===== Working data =====
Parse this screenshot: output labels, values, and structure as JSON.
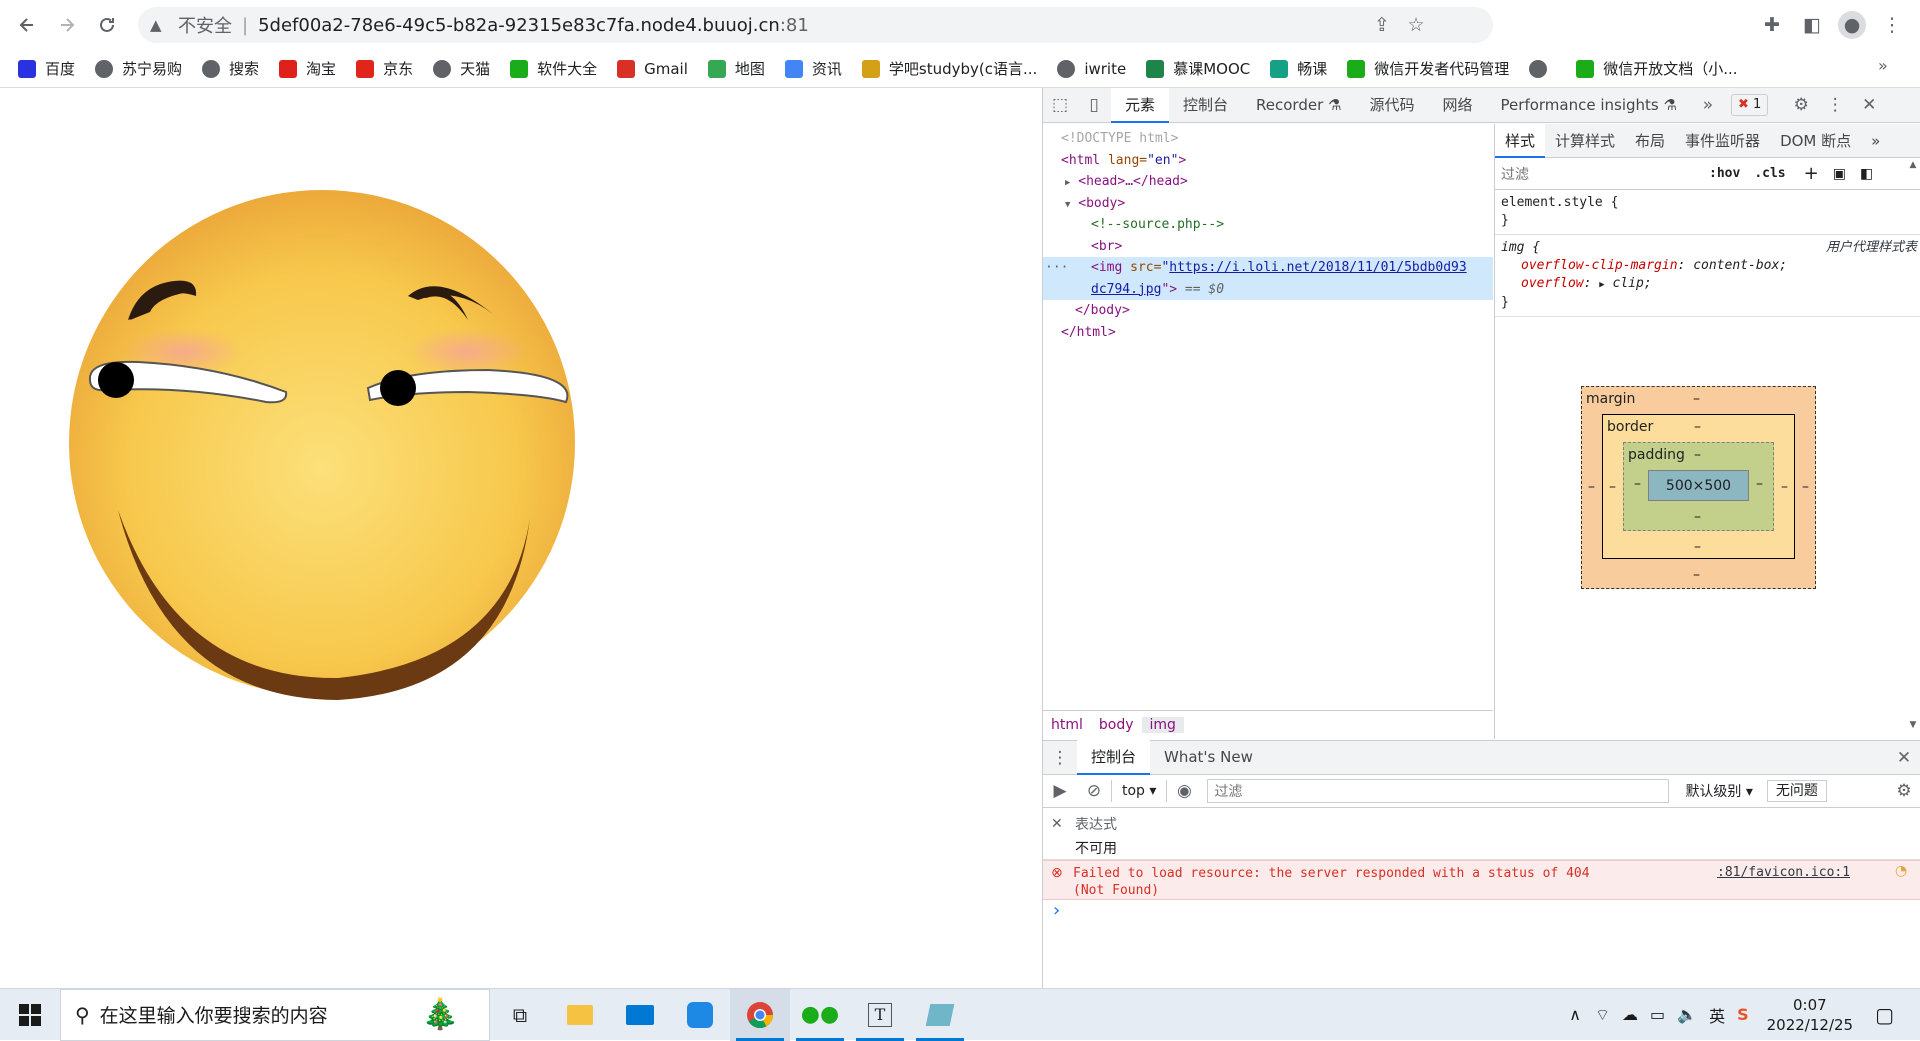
{
  "browser": {
    "insecure_label": "不安全",
    "url_host": "5def00a2-78e6-49c5-b82a-92315e83c7fa.node4.buuoj.cn",
    "url_port": ":81",
    "bookmarks": [
      {
        "label": "百度",
        "icon": "paw-icon",
        "color": "#2932e1"
      },
      {
        "label": "苏宁易购",
        "icon": "globe-icon",
        "color": "#5f6368"
      },
      {
        "label": "搜索",
        "icon": "globe-icon",
        "color": "#5f6368"
      },
      {
        "label": "淘宝",
        "icon": "taobao-icon",
        "color": "#e0201a"
      },
      {
        "label": "京东",
        "icon": "jd-icon",
        "color": "#e1251b"
      },
      {
        "label": "天猫",
        "icon": "globe-icon",
        "color": "#5f6368"
      },
      {
        "label": "软件大全",
        "icon": "download-icon",
        "color": "#1aad19"
      },
      {
        "label": "Gmail",
        "icon": "gmail-icon",
        "color": "#d93025"
      },
      {
        "label": "地图",
        "icon": "map-icon",
        "color": "#34a853"
      },
      {
        "label": "资讯",
        "icon": "news-icon",
        "color": "#4285f4"
      },
      {
        "label": "学吧studyby(c语言...",
        "icon": "study-icon",
        "color": "#d4a017"
      },
      {
        "label": "iwrite",
        "icon": "globe-icon",
        "color": "#5f6368"
      },
      {
        "label": "慕课MOOC",
        "icon": "mooc-icon",
        "color": "#1e8449"
      },
      {
        "label": "畅课",
        "icon": "runner-icon",
        "color": "#16a085"
      },
      {
        "label": "微信开发者代码管理",
        "icon": "wechat-icon",
        "color": "#1aad19"
      },
      {
        "label": "",
        "icon": "globe-icon",
        "color": "#5f6368"
      },
      {
        "label": "微信开放文档（小...",
        "icon": "wechat-icon",
        "color": "#1aad19"
      }
    ]
  },
  "devtools": {
    "tabs": [
      "元素",
      "控制台",
      "Recorder",
      "源代码",
      "网络",
      "Performance insights"
    ],
    "error_count": "1",
    "dom": {
      "doctype": "<!DOCTYPE html>",
      "html_open": "<html",
      "lang_attr": " lang=",
      "lang_val": "\"en\"",
      "head": "<head>…</head>",
      "body_open": "<body>",
      "comment": "<!--source.php-->",
      "br": "<br>",
      "img_open": "<img",
      "src_attr": " src=",
      "src_val_1": "https://i.loli.net/2018/11/01/5bdb0d93",
      "src_val_2": "dc794.jpg",
      "img_close": "\">",
      "selected_marker": " == $0",
      "body_close": "</body>",
      "html_close": "</html>"
    },
    "breadcrumbs": [
      "html",
      "body",
      "img"
    ],
    "styles_tabs": [
      "样式",
      "计算样式",
      "布局",
      "事件监听器",
      "DOM 断点"
    ],
    "filter_placeholder": "过滤",
    "hov": ":hov",
    "cls": ".cls",
    "element_style": "element.style {",
    "close_brace": "}",
    "img_selector": "img {",
    "ua_label": "用户代理样式表",
    "prop1_name": "overflow-clip-margin",
    "prop1_value": "content-box;",
    "prop2_name": "overflow",
    "prop2_value": "clip;",
    "box_model": {
      "margin_label": "margin",
      "border_label": "border",
      "padding_label": "padding",
      "content_size": "500×500",
      "dash": "–"
    },
    "drawer_tabs": [
      "控制台",
      "What's New"
    ],
    "context": "top",
    "console_filter": "过滤",
    "level": "默认级别",
    "issues": "无问题",
    "expression_label": "表达式",
    "expression_value": "不可用",
    "error_message": "Failed to load resource: the server responded with a status of 404 (Not Found)",
    "error_source": ":81/favicon.ico:1",
    "prompt": "›"
  },
  "taskbar": {
    "search_placeholder": "在这里输入你要搜索的内容",
    "time": "0:07",
    "date": "2022/12/25",
    "ime": "英"
  }
}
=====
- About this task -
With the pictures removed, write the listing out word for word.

- Solution for this problem -
Parse this screenshot: output labels, values, and structure as JSON.
{
  "browser": {
    "insecure_label": "不安全",
    "url_host": "5def00a2-78e6-49c5-b82a-92315e83c7fa.node4.buuoj.cn",
    "url_port": ":81",
    "bookmarks": [
      {
        "label": "百度",
        "icon": "paw-icon",
        "color": "#2932e1"
      },
      {
        "label": "苏宁易购",
        "icon": "globe-icon",
        "color": "#5f6368"
      },
      {
        "label": "搜索",
        "icon": "globe-icon",
        "color": "#5f6368"
      },
      {
        "label": "淘宝",
        "icon": "taobao-icon",
        "color": "#e0201a"
      },
      {
        "label": "京东",
        "icon": "jd-icon",
        "color": "#e1251b"
      },
      {
        "label": "天猫",
        "icon": "globe-icon",
        "color": "#5f6368"
      },
      {
        "label": "软件大全",
        "icon": "download-icon",
        "color": "#1aad19"
      },
      {
        "label": "Gmail",
        "icon": "gmail-icon",
        "color": "#d93025"
      },
      {
        "label": "地图",
        "icon": "map-icon",
        "color": "#34a853"
      },
      {
        "label": "资讯",
        "icon": "news-icon",
        "color": "#4285f4"
      },
      {
        "label": "学吧studyby(c语言...",
        "icon": "study-icon",
        "color": "#d4a017"
      },
      {
        "label": "iwrite",
        "icon": "globe-icon",
        "color": "#5f6368"
      },
      {
        "label": "慕课MOOC",
        "icon": "mooc-icon",
        "color": "#1e8449"
      },
      {
        "label": "畅课",
        "icon": "runner-icon",
        "color": "#16a085"
      },
      {
        "label": "微信开发者代码管理",
        "icon": "wechat-icon",
        "color": "#1aad19"
      },
      {
        "label": "",
        "icon": "globe-icon",
        "color": "#5f6368"
      },
      {
        "label": "微信开放文档（小...",
        "icon": "wechat-icon",
        "color": "#1aad19"
      }
    ]
  },
  "devtools": {
    "tabs": [
      "元素",
      "控制台",
      "Recorder",
      "源代码",
      "网络",
      "Performance insights"
    ],
    "error_count": "1",
    "dom": {
      "doctype": "<!DOCTYPE html>",
      "html_open": "<html",
      "lang_attr": " lang=",
      "lang_val": "\"en\"",
      "head": "<head>…</head>",
      "body_open": "<body>",
      "comment": "<!--source.php-->",
      "br": "<br>",
      "img_open": "<img",
      "src_attr": " src=",
      "src_val_1": "https://i.loli.net/2018/11/01/5bdb0d93",
      "src_val_2": "dc794.jpg",
      "img_close": "\">",
      "selected_marker": " == $0",
      "body_close": "</body>",
      "html_close": "</html>"
    },
    "breadcrumbs": [
      "html",
      "body",
      "img"
    ],
    "styles_tabs": [
      "样式",
      "计算样式",
      "布局",
      "事件监听器",
      "DOM 断点"
    ],
    "filter_placeholder": "过滤",
    "hov": ":hov",
    "cls": ".cls",
    "element_style": "element.style {",
    "close_brace": "}",
    "img_selector": "img {",
    "ua_label": "用户代理样式表",
    "prop1_name": "overflow-clip-margin",
    "prop1_value": "content-box;",
    "prop2_name": "overflow",
    "prop2_value": "clip;",
    "box_model": {
      "margin_label": "margin",
      "border_label": "border",
      "padding_label": "padding",
      "content_size": "500×500",
      "dash": "–"
    },
    "drawer_tabs": [
      "控制台",
      "What's New"
    ],
    "context": "top",
    "console_filter": "过滤",
    "level": "默认级别",
    "issues": "无问题",
    "expression_label": "表达式",
    "expression_value": "不可用",
    "error_message": "Failed to load resource: the server responded with a status of 404 (Not Found)",
    "error_source": ":81/favicon.ico:1",
    "prompt": "›"
  },
  "taskbar": {
    "search_placeholder": "在这里输入你要搜索的内容",
    "time": "0:07",
    "date": "2022/12/25",
    "ime": "英"
  }
}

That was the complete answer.